IDEAS home Printed from https://ideas.repec.org/a/spr/jhappi/v11y2010i1p1-17.html
   My bibliography  Save this article

Subjective Wellbeing, Homeostatically Protected Mood and Depression: A Synthesis

Author

Listed:
  • Robert Cummins

    ()

Abstract

No abstract is available for this item.

Suggested Citation

  • Robert Cummins, 2010. "Subjective Wellbeing, Homeostatically Protected Mood and Depression: A Synthesis," Journal of Happiness Studies, Springer, vol. 11(1), pages 1-17, March.
  • Handle: RePEc:spr:jhappi:v:11:y:2010:i:1:p:1-17
    DOI: 10.1007/s10902-009-9167-0
    as

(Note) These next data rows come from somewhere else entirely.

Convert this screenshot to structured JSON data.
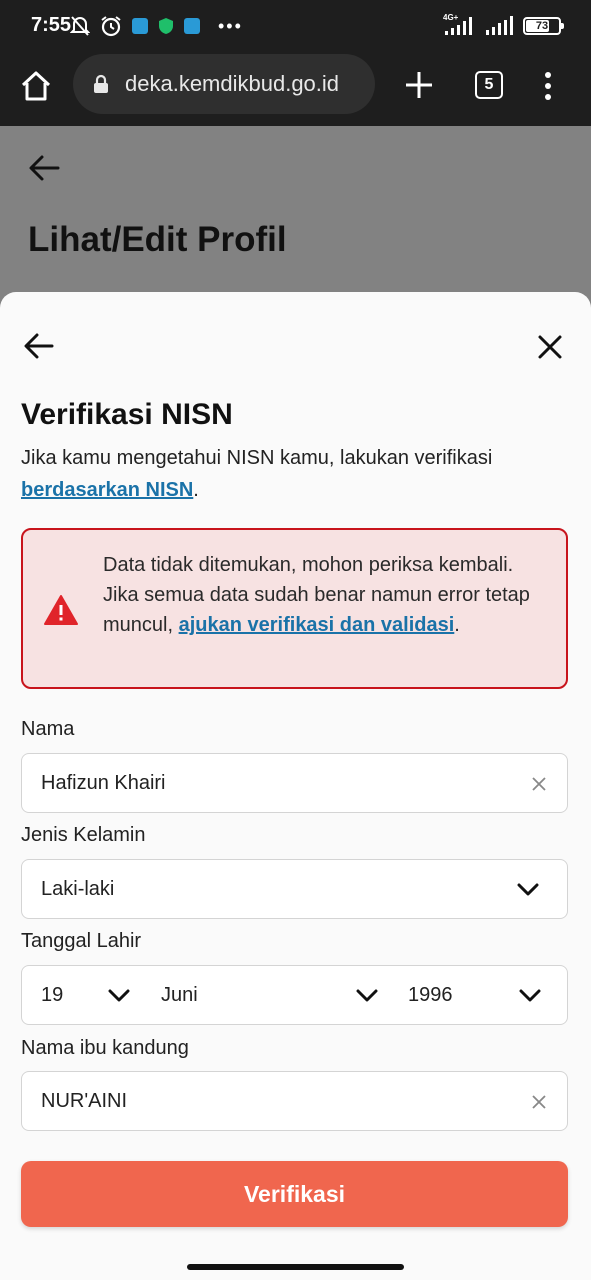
{
  "status_bar": {
    "time": "7:55",
    "dots": "•••",
    "network_label": "4G+",
    "battery_level": "73",
    "battery_fraction": 0.73,
    "icons": [
      "mute-bell-icon",
      "alarm-icon",
      "telegram-icon",
      "shield-icon",
      "facebook-icon",
      "signal-icon",
      "battery-icon"
    ]
  },
  "browser": {
    "url": "deka.kemdikbud.go.id",
    "tab_count": "5"
  },
  "background_page": {
    "title": "Lihat/Edit Profil"
  },
  "sheet": {
    "title": "Verifikasi NISN",
    "desc_text": "Jika kamu mengetahui NISN kamu, lakukan verifikasi ",
    "desc_link": "berdasarkan NISN",
    "desc_end": ".",
    "alert": {
      "text": "Data tidak ditemukan, mohon periksa kembali. Jika semua data sudah benar namun error tetap muncul, ",
      "link": "ajukan verifikasi dan validasi",
      "end": "."
    },
    "fields": {
      "name_label": "Nama",
      "name_value": "Hafizun Khairi",
      "gender_label": "Jenis Kelamin",
      "gender_value": "Laki-laki",
      "dob_label": "Tanggal Lahir",
      "dob_day": "19",
      "dob_month": "Juni",
      "dob_year": "1996",
      "mother_label": "Nama ibu kandung",
      "mother_value": "NUR'AINI"
    },
    "submit_label": "Verifikasi"
  },
  "colors": {
    "primary_button": "#f0664e",
    "link": "#1a72a8",
    "alert_border": "#c8141c",
    "alert_bg": "#f7e2e2"
  }
}
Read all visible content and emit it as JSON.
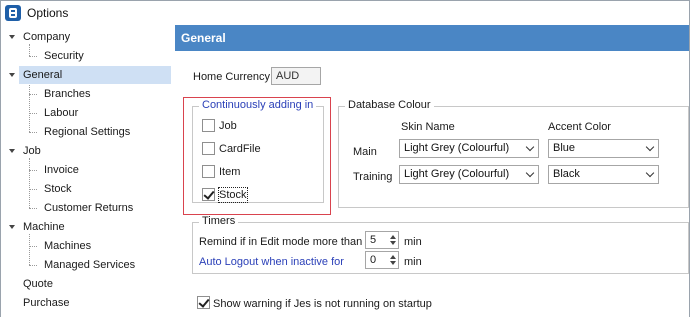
{
  "window": {
    "title": "Options"
  },
  "sidebar": {
    "items": [
      {
        "label": "Company"
      },
      {
        "label": "Security"
      },
      {
        "label": "General"
      },
      {
        "label": "Branches"
      },
      {
        "label": "Labour"
      },
      {
        "label": "Regional Settings"
      },
      {
        "label": "Job"
      },
      {
        "label": "Invoice"
      },
      {
        "label": "Stock"
      },
      {
        "label": "Customer Returns"
      },
      {
        "label": "Machine"
      },
      {
        "label": "Machines"
      },
      {
        "label": "Managed Services"
      },
      {
        "label": "Quote"
      },
      {
        "label": "Purchase"
      }
    ]
  },
  "main": {
    "header": "General",
    "home_currency": {
      "label": "Home Currency",
      "value": "AUD"
    },
    "continuous": {
      "title": "Continuously adding in",
      "options": [
        {
          "label": "Job",
          "checked": false
        },
        {
          "label": "CardFile",
          "checked": false
        },
        {
          "label": "Item",
          "checked": false
        },
        {
          "label": "Stock",
          "checked": true
        }
      ]
    },
    "db_colour": {
      "title": "Database Colour",
      "col_skin": "Skin Name",
      "col_accent": "Accent Color",
      "rows": [
        {
          "label": "Main",
          "skin": "Light Grey (Colourful)",
          "accent": "Blue"
        },
        {
          "label": "Training",
          "skin": "Light Grey (Colourful)",
          "accent": "Black"
        }
      ]
    },
    "timers": {
      "title": "Timers",
      "remind_label": "Remind if in Edit mode more than",
      "remind_value": "5",
      "remind_unit": "min",
      "logout_label": "Auto Logout when inactive for",
      "logout_value": "0",
      "logout_unit": "min"
    },
    "warning": {
      "label": "Show warning if Jes is not running on startup",
      "checked": true
    }
  },
  "colors": {
    "header_bg": "#4a86c5",
    "selection_bg": "#cfe0f4",
    "highlight_border": "#d9434e",
    "link_text": "#2b40b8"
  }
}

    Download full text from publisher

    File URL: http://hdl.handle.net/10.1007/s10902-009-9167-0
    Download Restriction: Access to full text is restricted to subscribers.

    As the access to this document is restricted, you may want to search for a different version of it.

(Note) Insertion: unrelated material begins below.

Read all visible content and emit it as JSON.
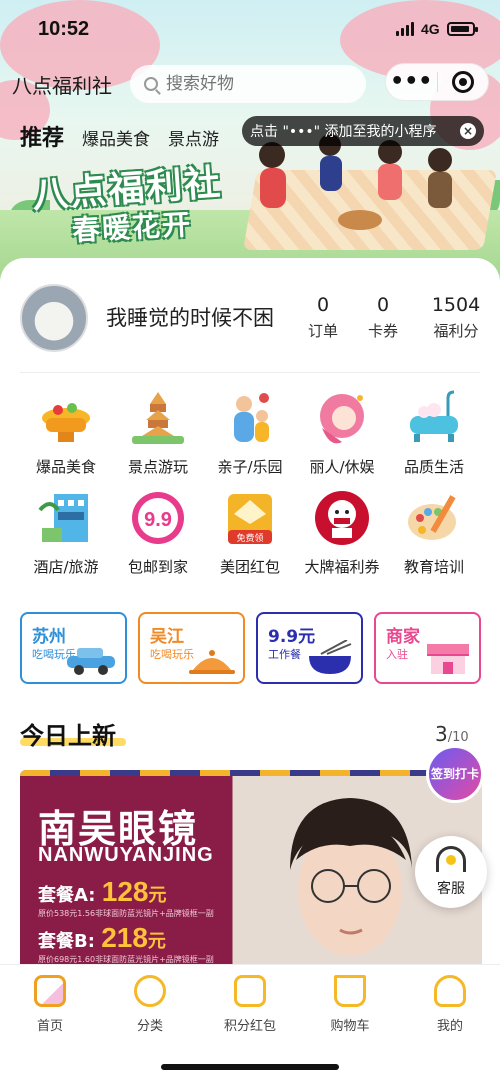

    References listed on IDEAS

    as
    1. Robert Cummins, 2000. "Personal Income and Subjective Well-being: A Review," Journal of Happiness Studies, Springer, vol. 1(2), pages 133-158, June.
    2. Robert Cummins & Helen Nistico, 2002. "Maintaining Life Satisfaction: The Role of Positive Cognitive Bias," Journal of Happiness Studies, Springer, vol. 3(1), pages 37-69, March.
    3. Robert Cummins, 2003. "Normative Life Satisfaction: Measurement Issues and a Homeostatic Model," Social Indicators Research: An International and Interdisciplinary Journal for Quality-of-Life Measurement, Springer, vol. 64(2), pages 225-256, November.
    4. M. Stones & A. Kozma, 1991. "A magical model of happiness," Social Indicators Research: An International and Interdisciplinary Journal for Quality-of-Life Measurement, Springer, vol. 25(1), pages 31-50, August.
    5. Bruce Headey & Elsie Holmström & Alexander Wearing, 1984. "The impact of life events and changes in domain satisfactions on well-being," Social Indicators Research: An International and Interdisciplinary Journal for Quality-of-Life Measurement, Springer, vol. 15(3), pages 203-227, October.
    6. Bruce Headey, 2008. "The Set-Point Theory of Well-Being: Negative Results and Consequent Revisions," Social Indicators Research: An International and Interdisciplinary Journal for Quality-of-Life Measurement, Springer, vol. 85(3), pages 389-403, February.
    Full references (including those not matched with items on IDEAS)

    Corrections

    All material on this site has been provided by the respective publishers and authors. You can help correct errors and omissions. When requesting a correction, please mention this item's handle: RePEc:spr:jhappi:v:11:y:2010:i:1:p:1-17. See general information about how to correct material in RePEc.

    For technical questions regarding this item, or to correct its authors, title, abstract, bibliographic or download information, contact: (Sonal Shukla) or (Rebekah McClure). General contact details of provider: http://www.springer.com .

    If you have authored this item and are not yet registered with RePEc, we encourage you to do it here. This allows to link your profile to this item. It also allows you to accept potential citations to this item that we are uncertain about.

    If CitEc recognized a reference but did not link an item in RePEc to it, you can help with this form .

    If you know of missing items citing this one, you can help us creating those links by adding the relevant references in the same way as above, for each refering item. If you are a registered author of this item, you may also want to check the "citations" tab in your RePEc Author Service profile, as there may be some citations waiting for confirmation.

    Please note that corrections may take a couple of weeks to filter through the various RePEc services.

    IDEAS is a RePEc service hosted by the Research Division of the Federal Reserve Bank of St. Louis . RePEc uses bibliographic data supplied by the respective publishers.